LaLa.com is a startup that is currently running in beta. It takes some Netflix ideals, smashes them up with a little bit of Half.com, and they have a service that will allow the trading of CDs through their marketplace. Users sign up and list some of their CDs that they are tired of. They send them off to people who would like them, using LaLa’s prepaid envelopes. They earn credits so that they can request discs from other LaLa users.
There is a $1 transaction fee per trade and an additional $0.49 fee for the envelope. So, at the end of the transaction, you have traded an old CD that you presumably did not want any more, for another disc at a total cost of $1.50.
It sounds simple and perfectly legal, but there are some logistics and legalities that will probably come into play. First of all, if you trade a disc away to someone else, it is your responsibility to delete any additional copies of the music that you might have made legally when you were the owner. For example, if you have a ripped MP3 on your hard drive or MP3 player, you should not retain that digital file when you no longer own the physical CD. I am quite sure that this type of piracy will be rampant throughout the LaLa community as people just rip and trade.

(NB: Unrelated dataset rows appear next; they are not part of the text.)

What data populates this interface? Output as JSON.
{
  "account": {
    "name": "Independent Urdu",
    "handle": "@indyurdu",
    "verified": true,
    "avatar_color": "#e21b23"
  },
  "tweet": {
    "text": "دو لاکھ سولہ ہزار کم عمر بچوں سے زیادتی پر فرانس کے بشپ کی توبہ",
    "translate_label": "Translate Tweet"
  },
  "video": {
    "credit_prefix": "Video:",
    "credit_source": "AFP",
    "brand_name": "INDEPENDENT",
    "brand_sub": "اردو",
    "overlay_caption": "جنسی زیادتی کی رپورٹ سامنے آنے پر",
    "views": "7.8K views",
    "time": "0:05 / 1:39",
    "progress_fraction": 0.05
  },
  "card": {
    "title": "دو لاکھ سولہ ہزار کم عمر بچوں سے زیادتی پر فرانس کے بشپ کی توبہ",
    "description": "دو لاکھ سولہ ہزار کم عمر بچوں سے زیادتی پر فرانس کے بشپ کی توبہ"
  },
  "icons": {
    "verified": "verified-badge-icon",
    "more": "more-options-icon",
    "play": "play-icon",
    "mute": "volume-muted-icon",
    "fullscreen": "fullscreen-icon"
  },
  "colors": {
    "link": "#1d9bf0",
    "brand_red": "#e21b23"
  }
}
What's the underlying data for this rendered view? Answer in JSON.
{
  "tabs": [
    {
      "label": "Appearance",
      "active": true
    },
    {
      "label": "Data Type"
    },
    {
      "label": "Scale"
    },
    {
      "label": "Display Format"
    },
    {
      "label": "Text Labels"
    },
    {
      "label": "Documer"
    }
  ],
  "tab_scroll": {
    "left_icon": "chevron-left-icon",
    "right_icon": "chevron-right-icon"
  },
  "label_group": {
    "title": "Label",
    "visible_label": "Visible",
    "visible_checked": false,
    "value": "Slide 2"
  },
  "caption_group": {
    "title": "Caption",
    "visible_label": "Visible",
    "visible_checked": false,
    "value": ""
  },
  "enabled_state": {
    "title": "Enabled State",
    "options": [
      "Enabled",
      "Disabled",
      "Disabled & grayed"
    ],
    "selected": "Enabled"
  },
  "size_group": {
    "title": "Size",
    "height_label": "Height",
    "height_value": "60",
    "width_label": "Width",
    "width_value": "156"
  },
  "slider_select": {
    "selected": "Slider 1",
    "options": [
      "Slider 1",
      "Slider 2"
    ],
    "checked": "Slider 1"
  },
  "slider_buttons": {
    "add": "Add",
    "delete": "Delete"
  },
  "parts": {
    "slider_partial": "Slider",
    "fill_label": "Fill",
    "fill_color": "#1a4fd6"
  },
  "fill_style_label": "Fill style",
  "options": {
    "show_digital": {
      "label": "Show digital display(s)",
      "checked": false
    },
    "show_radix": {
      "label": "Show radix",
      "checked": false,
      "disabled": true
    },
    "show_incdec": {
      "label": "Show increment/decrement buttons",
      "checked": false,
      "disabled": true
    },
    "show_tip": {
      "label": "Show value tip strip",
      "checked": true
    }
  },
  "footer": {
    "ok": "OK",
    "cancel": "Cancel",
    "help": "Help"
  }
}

This is a problem with no solution, though. At this point, there is really no way for anyone to identify these people. And these people already exist. They rip their CD collections and then sell the lot of them on Ebay or through Craigslist.
While LaLa doesn’t have a solution to this problem other than to request that users do the right thing, they are going to an unprecedented step to ensure that artists reap some of the spoils. We all know that the people who lose out when people deal music on the secondary market (ie Bay, used CD stores, etc) are the artists and their labels. They only make money on the sale of a brand new disc. Labels and artists are obviously not cut into the profits of eBay or your local used record store. What LaLa vows to do is to set aside 20% of their profits to give to the artists whose music was traded through their marketplace. While this doesn’t solve the legality issues, it at least helps compensate the artists.
LaLa has raised around $9 million in startup capital, but it remains to be seen how successful they can be and for how long. Some risks to their plan include the shift from physical media like CD’s to the non-transferable sort of media like digital downloads. What will they do when there are fewer CDs around in the marketplace? They can’t easily enter into movies because Peerflix is already doing this kind of a business in movies. Speaking of Peerflix, how hard would it be for them to move into music? Probably not all that difficult.
LaLa has its work cut out for it in this business, but maybe with their artist-first attitude they can attract the sorts of users who will be loyal. That might be their only chance for success.